The large area of maximum water vapor in the neighborhood of the equator is the Intertropical Convergence Zone or ITCZ, a region of strong convection and powerful thunderstorms. It is particularly intense in a region around the Philippines and Indonesia called the warm pool. The air’s ability to contain moisture Is related to its temperature—the higher the air temperature, the more moisture can be contained before it must condense and fall out as rain. This image confirms that, as one would expect, the greatest amounts of moisture occur in the tropics. At extremely cold temperatures the atmosphere can hold very little water vapor, which is reflected by the strong correspondence between dark blue dry areas of this map and dark blue cold areas in temperature maps. Very low precipitable water vapor occurs because the air is dry, such as over deserts. But because of the temperature relationship, most of the “column water vapor” is contained in the lowest portion of the atmosphere, and when a high mountain makes it impossible to measure down to sea level, the total is much smaller. Mountain regions therefore appear to be abnormally dry. That is sometimes true but not always—sometimes it just reflects the fact that the “measurement column” has been cut off by the mountain.

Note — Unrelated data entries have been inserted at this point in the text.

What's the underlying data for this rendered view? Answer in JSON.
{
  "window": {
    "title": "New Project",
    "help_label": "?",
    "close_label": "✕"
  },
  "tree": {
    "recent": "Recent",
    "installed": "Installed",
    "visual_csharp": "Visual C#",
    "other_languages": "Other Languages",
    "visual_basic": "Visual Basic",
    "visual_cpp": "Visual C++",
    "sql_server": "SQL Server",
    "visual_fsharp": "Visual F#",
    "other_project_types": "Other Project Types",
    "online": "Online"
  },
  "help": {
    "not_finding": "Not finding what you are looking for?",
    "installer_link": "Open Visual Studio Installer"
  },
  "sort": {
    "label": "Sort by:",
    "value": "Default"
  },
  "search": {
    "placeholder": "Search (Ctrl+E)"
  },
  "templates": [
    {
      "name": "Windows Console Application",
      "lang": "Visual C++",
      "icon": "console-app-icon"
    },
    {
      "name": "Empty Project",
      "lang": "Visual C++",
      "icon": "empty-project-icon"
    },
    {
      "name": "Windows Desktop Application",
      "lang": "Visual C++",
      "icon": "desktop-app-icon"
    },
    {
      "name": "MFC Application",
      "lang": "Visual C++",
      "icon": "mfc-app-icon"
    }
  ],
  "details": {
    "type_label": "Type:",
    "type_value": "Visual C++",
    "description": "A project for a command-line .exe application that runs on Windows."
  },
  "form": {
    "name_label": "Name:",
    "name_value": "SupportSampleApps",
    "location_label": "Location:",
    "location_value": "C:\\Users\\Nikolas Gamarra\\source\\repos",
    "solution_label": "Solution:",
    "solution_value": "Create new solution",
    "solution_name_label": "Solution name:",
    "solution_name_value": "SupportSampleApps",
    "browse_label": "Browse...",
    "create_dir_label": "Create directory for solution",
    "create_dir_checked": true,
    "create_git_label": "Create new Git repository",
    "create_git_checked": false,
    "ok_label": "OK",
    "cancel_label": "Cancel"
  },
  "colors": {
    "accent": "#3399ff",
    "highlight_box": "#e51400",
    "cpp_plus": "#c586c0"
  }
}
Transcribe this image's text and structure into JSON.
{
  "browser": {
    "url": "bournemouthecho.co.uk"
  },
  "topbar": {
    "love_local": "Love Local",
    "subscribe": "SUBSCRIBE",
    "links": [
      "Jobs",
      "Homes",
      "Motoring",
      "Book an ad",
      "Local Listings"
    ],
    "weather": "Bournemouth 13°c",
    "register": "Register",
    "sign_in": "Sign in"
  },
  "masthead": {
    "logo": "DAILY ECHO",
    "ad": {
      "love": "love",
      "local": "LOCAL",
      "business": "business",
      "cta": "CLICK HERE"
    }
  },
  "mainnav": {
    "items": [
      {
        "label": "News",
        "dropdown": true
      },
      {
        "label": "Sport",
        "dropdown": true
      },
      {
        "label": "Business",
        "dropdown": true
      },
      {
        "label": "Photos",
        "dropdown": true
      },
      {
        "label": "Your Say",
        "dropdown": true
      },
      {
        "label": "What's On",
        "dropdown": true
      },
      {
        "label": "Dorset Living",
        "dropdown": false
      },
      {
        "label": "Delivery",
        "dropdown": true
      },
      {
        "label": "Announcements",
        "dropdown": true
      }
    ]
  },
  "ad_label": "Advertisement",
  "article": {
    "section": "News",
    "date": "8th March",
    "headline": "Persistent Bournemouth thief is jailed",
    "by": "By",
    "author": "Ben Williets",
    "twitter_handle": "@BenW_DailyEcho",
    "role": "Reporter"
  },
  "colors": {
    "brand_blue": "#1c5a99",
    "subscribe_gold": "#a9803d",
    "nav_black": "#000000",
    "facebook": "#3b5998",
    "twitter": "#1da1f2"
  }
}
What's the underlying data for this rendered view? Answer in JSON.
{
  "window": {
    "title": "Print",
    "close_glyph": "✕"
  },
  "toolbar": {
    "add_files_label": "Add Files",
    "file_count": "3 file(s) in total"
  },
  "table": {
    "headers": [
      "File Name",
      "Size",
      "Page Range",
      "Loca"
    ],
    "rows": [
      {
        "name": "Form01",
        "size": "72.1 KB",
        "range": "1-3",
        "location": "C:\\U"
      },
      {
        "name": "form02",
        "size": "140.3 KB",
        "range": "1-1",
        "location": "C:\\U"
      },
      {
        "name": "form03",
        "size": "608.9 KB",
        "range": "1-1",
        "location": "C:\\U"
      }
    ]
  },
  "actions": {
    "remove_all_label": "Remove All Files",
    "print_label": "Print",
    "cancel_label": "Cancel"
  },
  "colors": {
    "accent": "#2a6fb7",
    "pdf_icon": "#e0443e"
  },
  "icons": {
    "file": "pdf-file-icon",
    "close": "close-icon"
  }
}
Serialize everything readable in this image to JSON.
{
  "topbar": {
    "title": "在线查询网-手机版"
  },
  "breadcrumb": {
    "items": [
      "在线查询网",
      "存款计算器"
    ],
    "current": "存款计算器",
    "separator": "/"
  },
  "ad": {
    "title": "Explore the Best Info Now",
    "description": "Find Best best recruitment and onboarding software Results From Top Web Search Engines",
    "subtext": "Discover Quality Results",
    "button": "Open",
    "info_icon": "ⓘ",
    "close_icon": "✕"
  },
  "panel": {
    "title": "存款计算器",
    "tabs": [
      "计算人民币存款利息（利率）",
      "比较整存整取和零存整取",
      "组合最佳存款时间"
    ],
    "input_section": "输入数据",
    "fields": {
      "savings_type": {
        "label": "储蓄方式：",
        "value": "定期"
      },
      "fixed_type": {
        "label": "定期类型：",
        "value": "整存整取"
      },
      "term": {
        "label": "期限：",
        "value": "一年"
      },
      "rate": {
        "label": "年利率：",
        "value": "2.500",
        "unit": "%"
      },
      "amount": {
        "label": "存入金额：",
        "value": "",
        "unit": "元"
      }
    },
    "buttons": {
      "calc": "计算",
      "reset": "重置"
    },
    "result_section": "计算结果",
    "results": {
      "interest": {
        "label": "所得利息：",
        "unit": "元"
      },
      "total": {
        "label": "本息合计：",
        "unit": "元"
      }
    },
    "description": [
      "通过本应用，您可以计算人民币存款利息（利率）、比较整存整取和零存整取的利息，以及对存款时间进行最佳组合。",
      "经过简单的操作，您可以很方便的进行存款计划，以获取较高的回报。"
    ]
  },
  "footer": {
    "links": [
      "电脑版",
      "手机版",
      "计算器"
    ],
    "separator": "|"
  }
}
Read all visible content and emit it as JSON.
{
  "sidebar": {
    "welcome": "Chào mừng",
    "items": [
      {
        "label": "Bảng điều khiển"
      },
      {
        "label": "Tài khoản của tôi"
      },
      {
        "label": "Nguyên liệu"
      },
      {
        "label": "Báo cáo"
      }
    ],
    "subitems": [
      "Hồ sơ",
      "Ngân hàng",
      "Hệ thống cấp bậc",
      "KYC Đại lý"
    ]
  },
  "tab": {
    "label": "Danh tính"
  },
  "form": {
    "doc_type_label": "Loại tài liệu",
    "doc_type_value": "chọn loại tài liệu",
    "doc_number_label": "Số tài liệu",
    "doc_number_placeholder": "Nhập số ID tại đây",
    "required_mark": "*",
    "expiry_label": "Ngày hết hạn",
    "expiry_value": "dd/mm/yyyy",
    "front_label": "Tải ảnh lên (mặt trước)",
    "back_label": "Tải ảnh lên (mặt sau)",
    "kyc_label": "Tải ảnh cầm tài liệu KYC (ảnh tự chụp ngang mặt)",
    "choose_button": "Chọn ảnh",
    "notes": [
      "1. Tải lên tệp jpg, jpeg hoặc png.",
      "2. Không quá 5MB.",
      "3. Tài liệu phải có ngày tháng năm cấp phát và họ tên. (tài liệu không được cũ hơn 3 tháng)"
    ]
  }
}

The Atmospheric Infrared Sounder, AIRS, in conjunction with the Advanced Microwave Sounding Unit, AMSU, senses emitted infrared and microwave radiation from Earth to provide a three-dimensional look at Earth's weather and climate. Working in tandem, the two instruments make simultaneous observations all the way down to Earth's surface, even in the presence of heavy clouds. With more than 2,000 channels sensing different regions of the atmosphere, the system creates a global, three-dimensional map of atmospheric temperature and humidity, cloud amounts and heights, greenhouse gas concentrations, and many other atmospheric phenomena. Launched into Earth orbit in 2002, the AIRS and AMSU instruments fly onboard NASA's Aqua spacecraft and are managed by NASA's Jet Propulsion Laboratory in Pasadena, Calif., under contract to NASA. JPL is a division of the California Institute of Technology in Pasadena.
More information about AIRS can be found at http://airs.jpl.nasa.gov.